MAIN OUTCOME MEASURE(S): Environmental improvement and policy change scores reflecting level of collaborative effectiveness across 8 strategy areas (eg, parks and recreation, transit, streetscaping, and land redevelopment).
RESULTS: Fifty-nine collaborative groups participated in the interview, representing 22 states. Groups have made progress in identifying areas for environmental improvements and in many instances have received funding to support these changes. Results from multivariate models indicate that engagement in media communication and advocacy was statistically correlated with higher levels of environmental improvement, after adjusting for age of group and area poverty levels (P < .01). Groups that frequently solicited endorsements from community leaders and offered testimony in policy or legal hearings reported significantly more policy change, after adjusting for age of group and area poverty levels (P < .01 for both).
CONCLUSIONS: Active living collaboratives are translating the evidence on environmental and policy approaches to promote active living from research to practice.
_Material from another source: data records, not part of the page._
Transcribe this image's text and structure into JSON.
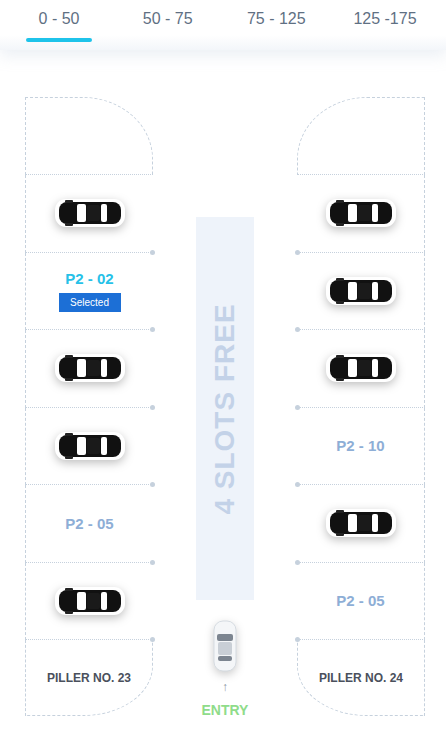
{
  "tabs": [
    {
      "label": "0 - 50",
      "selected": true
    },
    {
      "label": "50 - 75",
      "selected": false
    },
    {
      "label": "75 - 125",
      "selected": false
    },
    {
      "label": "125 -175",
      "selected": false
    }
  ],
  "left_slots": [
    {
      "kind": "occupied"
    },
    {
      "kind": "free",
      "label": "P2 - 02",
      "selected": true,
      "badge": "Selected"
    },
    {
      "kind": "occupied"
    },
    {
      "kind": "occupied"
    },
    {
      "kind": "free",
      "label": "P2 - 05",
      "selected": false
    },
    {
      "kind": "occupied"
    },
    {
      "kind": "pillar",
      "label": "PILLER NO. 23"
    }
  ],
  "right_slots": [
    {
      "kind": "occupied"
    },
    {
      "kind": "occupied"
    },
    {
      "kind": "occupied"
    },
    {
      "kind": "free",
      "label": "P2 - 10",
      "selected": false
    },
    {
      "kind": "occupied"
    },
    {
      "kind": "free",
      "label": "P2 - 05",
      "selected": false
    },
    {
      "kind": "pillar",
      "label": "PILLER NO. 24"
    }
  ],
  "free_banner": "4 SLOTS FREE",
  "entry": {
    "arrow": "↑",
    "label": "ENTRY"
  }
}
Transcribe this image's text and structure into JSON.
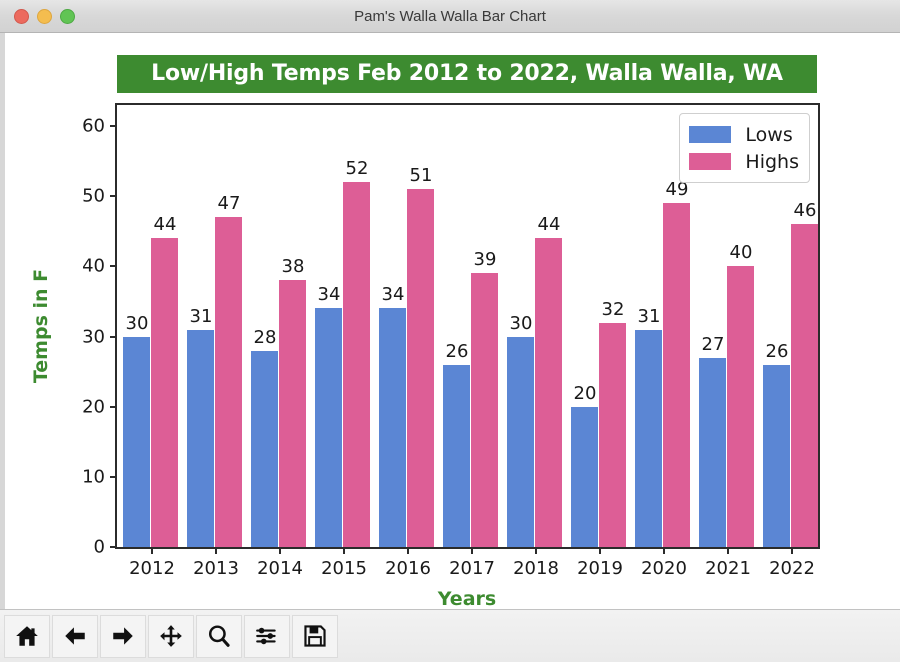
{
  "window": {
    "title": "Pam's Walla Walla Bar Chart",
    "controls": [
      {
        "name": "close-button",
        "color": "#ec6a5e"
      },
      {
        "name": "minimize-button",
        "color": "#f4bd4f"
      },
      {
        "name": "maximize-button",
        "color": "#61c454"
      }
    ]
  },
  "colors": {
    "title_banner_bg": "#3d8b30",
    "title_banner_text": "#ffffff",
    "axis_label_green": "#3d8b30",
    "lows_bar": "#5b86d4",
    "highs_bar": "#dd5e96",
    "frame": "#2b2b2b"
  },
  "toolbar": {
    "buttons": [
      {
        "icon": "home-icon",
        "label": "Home"
      },
      {
        "icon": "back-arrow-icon",
        "label": "Back"
      },
      {
        "icon": "forward-arrow-icon",
        "label": "Forward"
      },
      {
        "icon": "pan-move-icon",
        "label": "Pan"
      },
      {
        "icon": "magnifier-zoom-icon",
        "label": "Zoom"
      },
      {
        "icon": "sliders-configure-icon",
        "label": "Configure subplots"
      },
      {
        "icon": "floppy-save-icon",
        "label": "Save"
      }
    ]
  },
  "chart_data": {
    "type": "bar",
    "title": "Low/High Temps Feb 2012 to 2022, Walla Walla, WA",
    "xlabel": "Years",
    "ylabel": "Temps in F",
    "categories": [
      "2012",
      "2013",
      "2014",
      "2015",
      "2016",
      "2017",
      "2018",
      "2019",
      "2020",
      "2021",
      "2022"
    ],
    "series": [
      {
        "name": "Lows",
        "color": "#5b86d4",
        "values": [
          30,
          31,
          28,
          34,
          34,
          26,
          30,
          20,
          31,
          27,
          26
        ]
      },
      {
        "name": "Highs",
        "color": "#dd5e96",
        "values": [
          44,
          47,
          38,
          52,
          51,
          39,
          44,
          32,
          49,
          40,
          46
        ]
      }
    ],
    "ylim": [
      0,
      63
    ],
    "yticks": [
      0,
      10,
      20,
      30,
      40,
      50,
      60
    ],
    "ytick_labels": [
      "0",
      "10",
      "20",
      "30",
      "40",
      "50",
      "60"
    ],
    "grid": false,
    "legend_position": "upper right",
    "bar_labels": true
  }
}
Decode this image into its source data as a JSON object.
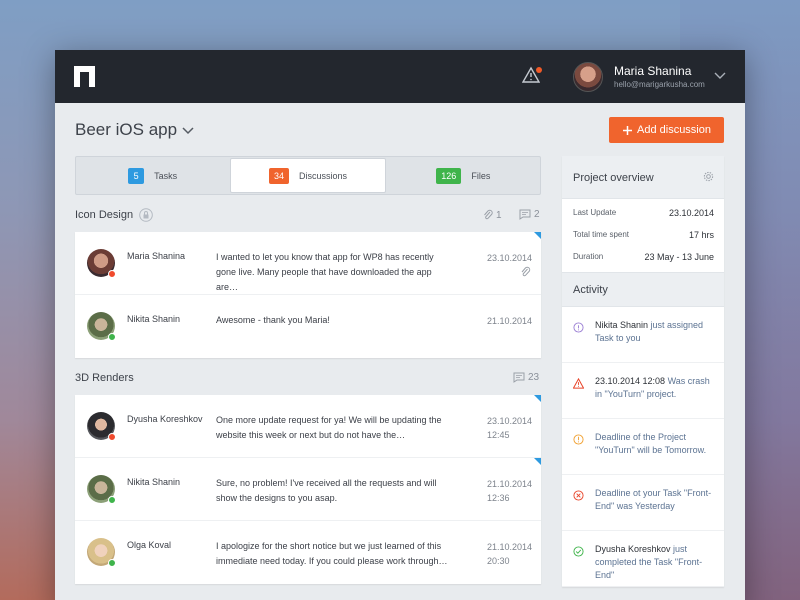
{
  "user": {
    "name": "Maria Shanina",
    "email": "hello@marigarkusha.com"
  },
  "project": {
    "title": "Beer iOS app",
    "add_label": "Add discussion"
  },
  "tabs": [
    {
      "count": "5",
      "label": "Tasks"
    },
    {
      "count": "34",
      "label": "Discussions"
    },
    {
      "count": "126",
      "label": "Files"
    }
  ],
  "sections": [
    {
      "title": "Icon Design",
      "attachments": "1",
      "comments": "2",
      "rows": [
        {
          "name": "Maria Shanina",
          "message": "I wanted to let you know that app for WP8 has recently gone live. Many people that have downloaded the app are…",
          "date": "23.10.2014",
          "time": ""
        },
        {
          "name": "Nikita Shanin",
          "message": "Awesome - thank you Maria!",
          "date": "21.10.2014",
          "time": ""
        }
      ]
    },
    {
      "title": "3D Renders",
      "comments": "23",
      "rows": [
        {
          "name": "Dyusha Koreshkov",
          "message": "One more update request for ya! We will be updating the website this week or next but do not have the…",
          "date": "23.10.2014",
          "time": "12:45"
        },
        {
          "name": "Nikita Shanin",
          "message": "Sure, no problem! I've received all the requests and will show the designs to you asap.",
          "date": "21.10.2014",
          "time": "12:36"
        },
        {
          "name": "Olga Koval",
          "message": "I apologize for the short notice but we just learned of this immediate need today. If you could please work through…",
          "date": "21.10.2014",
          "time": "20:30"
        }
      ]
    }
  ],
  "overview": {
    "title": "Project overview",
    "items": [
      {
        "label": "Last Update",
        "value": "23.10.2014"
      },
      {
        "label": "Total time spent",
        "value": "17 hrs"
      },
      {
        "label": "Duration",
        "value": "23 May - 13 June"
      }
    ]
  },
  "activity": {
    "title": "Activity",
    "items": [
      {
        "icon": "info-icon",
        "color": "#9b7fd4",
        "strong": "Nikita Shanin",
        "text": " just assigned Task to you"
      },
      {
        "icon": "warning-icon",
        "color": "#e8452a",
        "strong": "23.10.2014 12:08",
        "text": " Was crash in \"YouTurn\" project."
      },
      {
        "icon": "alert-icon",
        "color": "#f0a030",
        "strong": "",
        "text": "Deadline of the Project \"YouTurn\" will be Tomorrow."
      },
      {
        "icon": "error-icon",
        "color": "#e8452a",
        "strong": "",
        "text": "Deadline ot your Task \"Front-End\" was Yesterday"
      },
      {
        "icon": "check-icon",
        "color": "#3fb44b",
        "strong": "Dyusha Koreshkov",
        "text": " just completed the Task \"Front-End\""
      }
    ]
  }
}
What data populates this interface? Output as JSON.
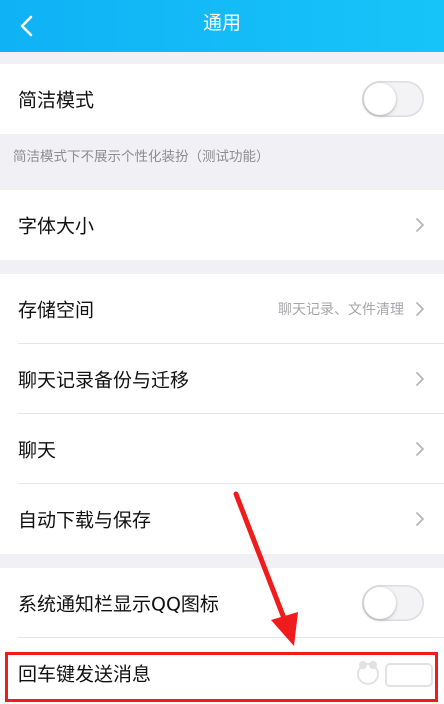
{
  "header": {
    "title": "通用",
    "back_icon": "chevron-left-icon"
  },
  "rows": {
    "simple_mode": {
      "label": "简洁模式",
      "toggle_on": false
    },
    "simple_mode_hint": "简洁模式下不展示个性化装扮（测试功能）",
    "font_size": {
      "label": "字体大小"
    },
    "storage": {
      "label": "存储空间",
      "value": "聊天记录、文件清理"
    },
    "backup": {
      "label": "聊天记录备份与迁移"
    },
    "chat": {
      "label": "聊天"
    },
    "auto_download": {
      "label": "自动下载与保存"
    },
    "notification_icon": {
      "label": "系统通知栏显示QQ图标",
      "toggle_on": false
    },
    "enter_send": {
      "label": "回车键发送消息"
    }
  },
  "annotations": {
    "highlight_color": "#f01c1c"
  },
  "colors": {
    "header_start": "#0fb2f5",
    "header_end": "#17c4f9",
    "page_bg": "#f0f0f5"
  }
}
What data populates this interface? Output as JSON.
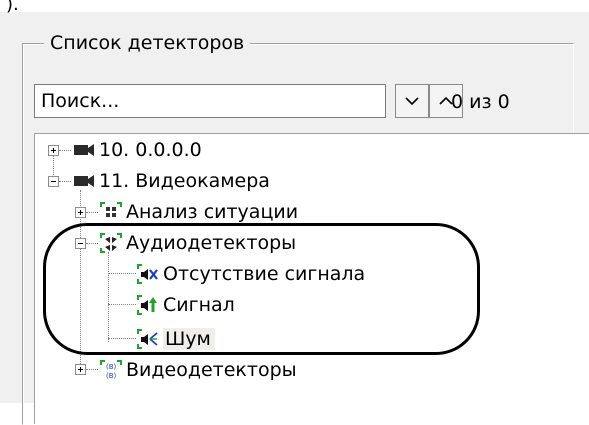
{
  "header_fragment": ").",
  "group": {
    "title": "Список детекторов"
  },
  "search": {
    "value": "Поиск...",
    "counter": "0 из 0"
  },
  "icons": {
    "prev": "chevron-down-icon",
    "next": "chevron-up-icon"
  },
  "tree": {
    "items": [
      {
        "label": "10. 0.0.0.0",
        "icon": "camera-icon",
        "expand": "plus"
      },
      {
        "label": "11. Видеокамера",
        "icon": "camera-icon",
        "expand": "minus"
      },
      {
        "label": "Анализ ситуации",
        "icon": "situation-analysis-icon",
        "expand": "plus"
      },
      {
        "label": "Аудиодетекторы",
        "icon": "audio-detectors-icon",
        "expand": "minus"
      },
      {
        "label": "Отсутствие сигнала",
        "icon": "speaker-no-signal-icon"
      },
      {
        "label": "Сигнал",
        "icon": "speaker-signal-icon"
      },
      {
        "label": "Шум",
        "icon": "speaker-noise-icon",
        "selected": true
      },
      {
        "label": "Видеодетекторы",
        "icon": "video-detectors-icon",
        "expand": "plus"
      }
    ]
  }
}
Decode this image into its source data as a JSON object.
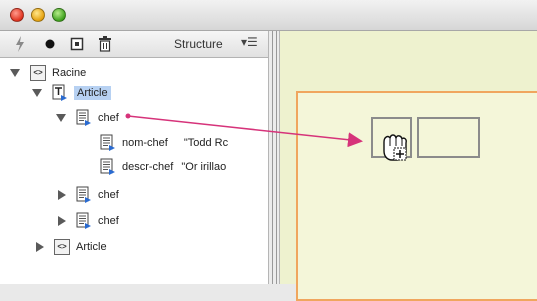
{
  "window": {
    "traffic_lights": [
      "close",
      "minimize",
      "zoom"
    ]
  },
  "structure_panel": {
    "title": "Structure",
    "toolbar_icons": [
      "lightning-icon",
      "circle-icon",
      "tag-icon",
      "trash-icon"
    ],
    "tree": [
      {
        "label": "Racine",
        "icon": "xml-element-icon",
        "expanded": true,
        "level": 0,
        "value": ""
      },
      {
        "label": "Article",
        "icon": "text-element-icon",
        "expanded": true,
        "level": 1,
        "selected": true,
        "value": ""
      },
      {
        "label": "chef",
        "icon": "doc-element-icon",
        "expanded": true,
        "level": 2,
        "value": ""
      },
      {
        "label": "nom-chef",
        "icon": "doc-element-icon",
        "level": 3,
        "value": "\"Todd Rc"
      },
      {
        "label": "descr-chef",
        "icon": "doc-element-icon",
        "level": 3,
        "value": "\"Or irillao"
      },
      {
        "label": "chef",
        "icon": "doc-element-icon",
        "expanded": false,
        "level": 2,
        "value": ""
      },
      {
        "label": "chef",
        "icon": "doc-element-icon",
        "expanded": false,
        "level": 2,
        "value": ""
      },
      {
        "label": "Article",
        "icon": "xml-element-icon",
        "expanded": false,
        "level": 1,
        "value": ""
      }
    ]
  },
  "canvas": {
    "background": "#eef2cf",
    "page_border": "#f0a65e",
    "arrow_color": "#d6337a",
    "cursor": "hand-place-icon"
  }
}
Investing in community and policy engagement activities may represent important levers for achieving structural and policy changes to the built environment.
active living, community collaboratives, environmental change, policy, stakeholder engagement
DOI of Published Version
J Public Health Manag Pract. 2013 May-Jun;19(3 Suppl 1):S49-57. doi: 10.1097/PHH.0b013e3182848056. Link to article on publisher's site
Journal of public health management and practice : JPHMP
Litt, Jill; Reed, Hannah; Zieff, Susan G.; Tabak, Rachel G.; Eyler, Amy A.; Tompkins, Nancy O'Hara; Lyn, Rodney; Gustat, Jeanette; Goins, Karin V.; and Bornstein, Daniel, "Advancing environmental and policy change through active living collaboratives: compositional and stakeholder engagement correlates of group effectiveness" (2013). UMass Worcester PRC Publications. 97.